Concerns are growing over a blue light emitted by the screens of smartphones, televisions, tablets or computers, which is blamed for harming the retina and causing interrupted sleep, as it gets harder to tear our eyes away from them.
Electronics giants are turning crisis into an opportunity -- quickly declaring that their latest products feature "safe" screens.
AdvertisementAt the IFA mega consumer electronics show in Berlin, Dutch company Philips is showcasing a new technology for its computer screens called "SoftBlue," which it claims is gentler on the retina.
"We are shifting the harmful blue light frequencies, which are below 450 nanometers, to above 460 nanometers," said Philips' marketing director Stefan Sommer.
Other brands like Asus and BenQ, along with American firm ViewSonic, have also seized on "safe" screens as a new selling point.
"We've been told from a very early age by parents that too much screen time, in front of a TV or a computer, is bad. So a 'safe' screen might resonate with consumers," said Paul Gray, an analyst at IHS Global Insight.
Because it generates a relatively high intensity of light from just a low amount of energy, light-emitting diodes (LEDs) are used to light up smartphones, televisions or computers.
But the problem is the blue ray emitted at the same time, which is feared to pose potentially serious health consequences.
- Beware of 'overconsumption' -
It is all scare-mongering or scientific fact? Serge Picaud, a researcher at the Institute of Sight in Paris, has a more measured take on it.
"We should not be so afraid that we bin all our screens," he said.
Picaud carried out a study in 2013 in which he exposed sample retina cells from a pig -- similar to those found in humans -- to different wavelengths of light, and showed that those between 415 and 455 nanometres killed the cells.
In other words, deep blue light, which is close to ultra-violet light, is particularly harmful to eyes.
Nevertheless, the scientist says, "that must be taken in proportion as the light intensities produced by our screens are still relatively weak compared to sunlight".

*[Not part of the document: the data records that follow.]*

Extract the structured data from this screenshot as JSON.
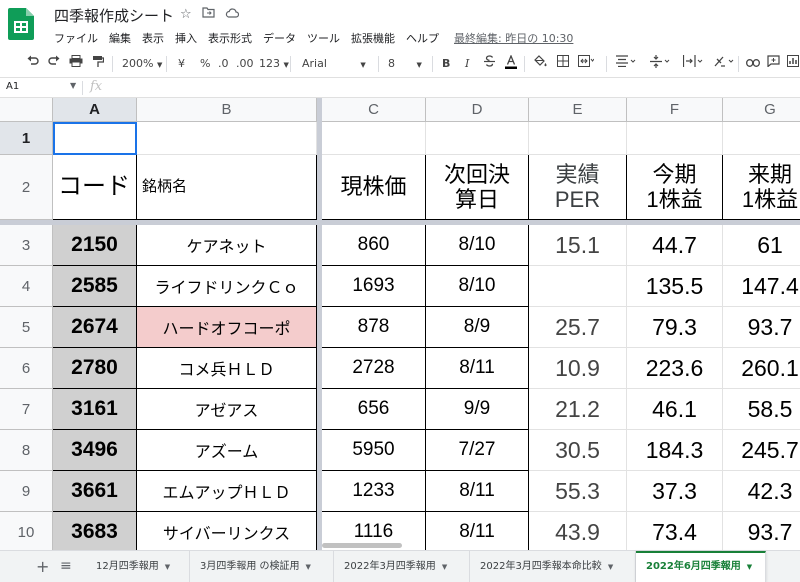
{
  "title": "四季報作成シート",
  "menu": [
    "ファイル",
    "編集",
    "表示",
    "挿入",
    "表示形式",
    "データ",
    "ツール",
    "拡張機能",
    "ヘルプ"
  ],
  "last_edit": "最終編集: 昨日の 10:30",
  "toolbar": {
    "zoom": "200%",
    "currency": "¥",
    "percent": "%",
    "dec_decrease": ".0",
    "dec_increase": ".00",
    "format_more": "123",
    "font": "Arial",
    "font_size": "8",
    "bold": "B",
    "italic": "I"
  },
  "namebox": "A1",
  "fx": "fx",
  "columns": [
    "A",
    "B",
    "C",
    "D",
    "E",
    "F",
    "G"
  ],
  "rows": [
    {
      "num": "1",
      "cells": [
        "",
        "",
        "",
        "",
        "",
        "",
        ""
      ]
    },
    {
      "num": "2",
      "cells": [
        "コード",
        "銘柄名",
        "現株価",
        "次回決\n算日",
        "実績\nPER",
        "今期\n1株益",
        "来期\n1株益"
      ]
    },
    {
      "num": "3",
      "cells": [
        "2150",
        "ケアネット",
        "860",
        "8/10",
        "15.1",
        "44.7",
        "61"
      ]
    },
    {
      "num": "4",
      "cells": [
        "2585",
        "ライフドリンクＣｏ",
        "1693",
        "8/10",
        "",
        "135.5",
        "147.4"
      ]
    },
    {
      "num": "5",
      "cells": [
        "2674",
        "ハードオフコーポ",
        "878",
        "8/9",
        "25.7",
        "79.3",
        "93.7"
      ]
    },
    {
      "num": "6",
      "cells": [
        "2780",
        "コメ兵ＨＬＤ",
        "2728",
        "8/11",
        "10.9",
        "223.6",
        "260.1"
      ]
    },
    {
      "num": "7",
      "cells": [
        "3161",
        "アゼアス",
        "656",
        "9/9",
        "21.2",
        "46.1",
        "58.5"
      ]
    },
    {
      "num": "8",
      "cells": [
        "3496",
        "アズーム",
        "5950",
        "7/27",
        "30.5",
        "184.3",
        "245.7"
      ]
    },
    {
      "num": "9",
      "cells": [
        "3661",
        "エムアップＨＬＤ",
        "1233",
        "8/11",
        "55.3",
        "37.3",
        "42.3"
      ]
    },
    {
      "num": "10",
      "cells": [
        "3683",
        "サイバーリンクス",
        "1116",
        "8/11",
        "43.9",
        "73.4",
        "93.7"
      ]
    }
  ],
  "sheets": [
    {
      "label": "12月四季報用",
      "active": false
    },
    {
      "label": "3月四季報用 の検証用",
      "active": false
    },
    {
      "label": "2022年3月四季報用",
      "active": false
    },
    {
      "label": "2022年3月四季報本命比較",
      "active": false
    },
    {
      "label": "2022年6月四季報用",
      "active": true
    }
  ],
  "colors": {
    "accent_green": "#188038",
    "selection_blue": "#1a73e8",
    "code_cell_bg": "#d0d0d0",
    "highlight_pink": "#f4cccc"
  }
}
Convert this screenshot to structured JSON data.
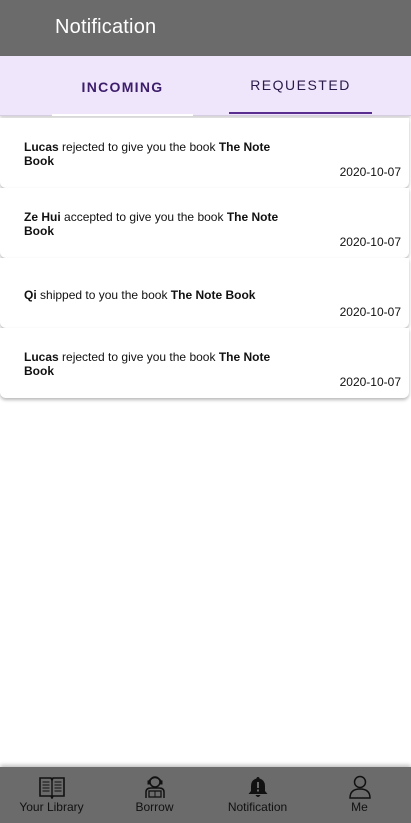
{
  "app_bar": {
    "title": "Notification"
  },
  "tabs": [
    {
      "label": "INCOMING"
    },
    {
      "label": "REQUESTED"
    }
  ],
  "notifications": [
    {
      "actor": "Lucas",
      "action": "rejected to give you the book",
      "book": "The Note Book",
      "date": "2020-10-07"
    },
    {
      "actor": "Ze Hui",
      "action": "accepted to give you the book",
      "book": "The Note Book",
      "date": "2020-10-07"
    },
    {
      "actor": "Qi",
      "action": "shipped to you the book",
      "book": "The Note Book",
      "date": "2020-10-07"
    },
    {
      "actor": "Lucas",
      "action": "rejected to give you the book",
      "book": "The Note Book",
      "date": "2020-10-07"
    }
  ],
  "bottom_nav": [
    {
      "label": "Your Library",
      "icon": "book-icon"
    },
    {
      "label": "Borrow",
      "icon": "borrow-person-icon"
    },
    {
      "label": "Notification",
      "icon": "bell-alert-icon"
    },
    {
      "label": "Me",
      "icon": "person-icon"
    }
  ]
}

"Those who worry about harm caused by screens, do they also wear sunglasses at the beach?" asked Picaud.
Vincent Gualino, an ophthalmologist at a French hospital also believes that "we should not be afraid of the screens".
"The real problem is over-consumption," the specialist on retina illnesses said, warning people against spending more than six hours in front of their screens.
Children's eyes are most vulnerable, as their retinas are clear and they "will be exposed over 40 or 50 years".
For those who cannot help but stay glued to screens, Gualino prescribes special glasses to filter out the blue light.
Such glasses are widely available in Japan, while in France, lens maker Essilor offers special lenses that screen out the harmful rays.